● **Exercise directions**
Could you print all the entries below exactly as they appear, omitting the pictures?

● **Data records for software interfaces**

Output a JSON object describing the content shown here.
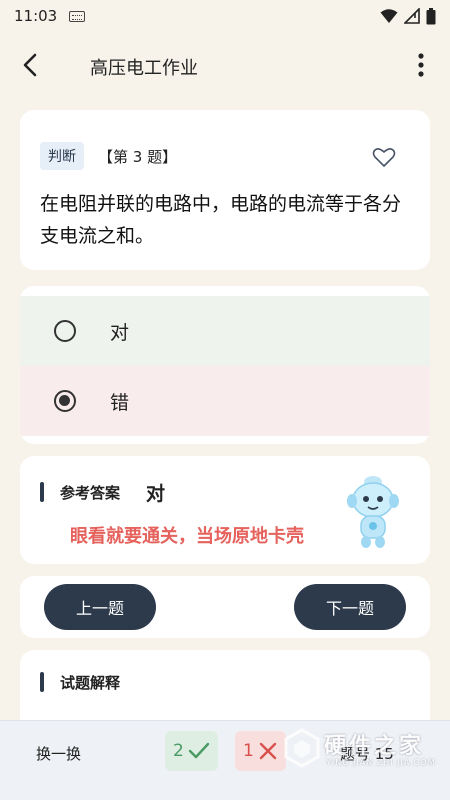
{
  "status_bar": {
    "time": "11:03"
  },
  "app_bar": {
    "title": "高压电工作业"
  },
  "question": {
    "type_badge": "判断",
    "number": "【第 3 题】",
    "text": "在电阻并联的电路中，电路的电流等于各分支电流之和。"
  },
  "options": [
    {
      "label": "对",
      "selected": false
    },
    {
      "label": "错",
      "selected": true
    }
  ],
  "answer": {
    "title": "参考答案",
    "value": "对",
    "message": "眼看就要通关，当场原地卡壳"
  },
  "nav": {
    "prev_label": "上一题",
    "next_label": "下一题"
  },
  "explanation": {
    "title": "试题解释"
  },
  "bottom_bar": {
    "switch_label": "换一换",
    "correct_count": "2",
    "wrong_count": "1",
    "question_number_label": "题号 15"
  },
  "watermark": {
    "text": "硬件之家",
    "subtext": "YING JIAN ZHI JIA.COM"
  },
  "colors": {
    "background": "#f7f3ea",
    "primary_dark": "#2d3a4b",
    "correct_bg": "#eef3ee",
    "wrong_bg": "#f9ecec",
    "answer_message": "#e5625d"
  }
}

● **Task answer**
Output a JSON object describing the content shown here.
{
  "status_bar": {
    "time": "11:03"
  },
  "app_bar": {
    "title": "高压电工作业"
  },
  "question": {
    "type_badge": "判断",
    "number": "【第 3 题】",
    "text": "在电阻并联的电路中，电路的电流等于各分支电流之和。"
  },
  "options": [
    {
      "label": "对",
      "selected": false
    },
    {
      "label": "错",
      "selected": true
    }
  ],
  "answer": {
    "title": "参考答案",
    "value": "对",
    "message": "眼看就要通关，当场原地卡壳"
  },
  "nav": {
    "prev_label": "上一题",
    "next_label": "下一题"
  },
  "explanation": {
    "title": "试题解释"
  },
  "bottom_bar": {
    "switch_label": "换一换",
    "correct_count": "2",
    "wrong_count": "1",
    "question_number_label": "题号 15"
  },
  "watermark": {
    "text": "硬件之家",
    "subtext": "YING JIAN ZHI JIA.COM"
  },
  "colors": {
    "background": "#f7f3ea",
    "primary_dark": "#2d3a4b",
    "correct_bg": "#eef3ee",
    "wrong_bg": "#f9ecec",
    "answer_message": "#e5625d"
  }
}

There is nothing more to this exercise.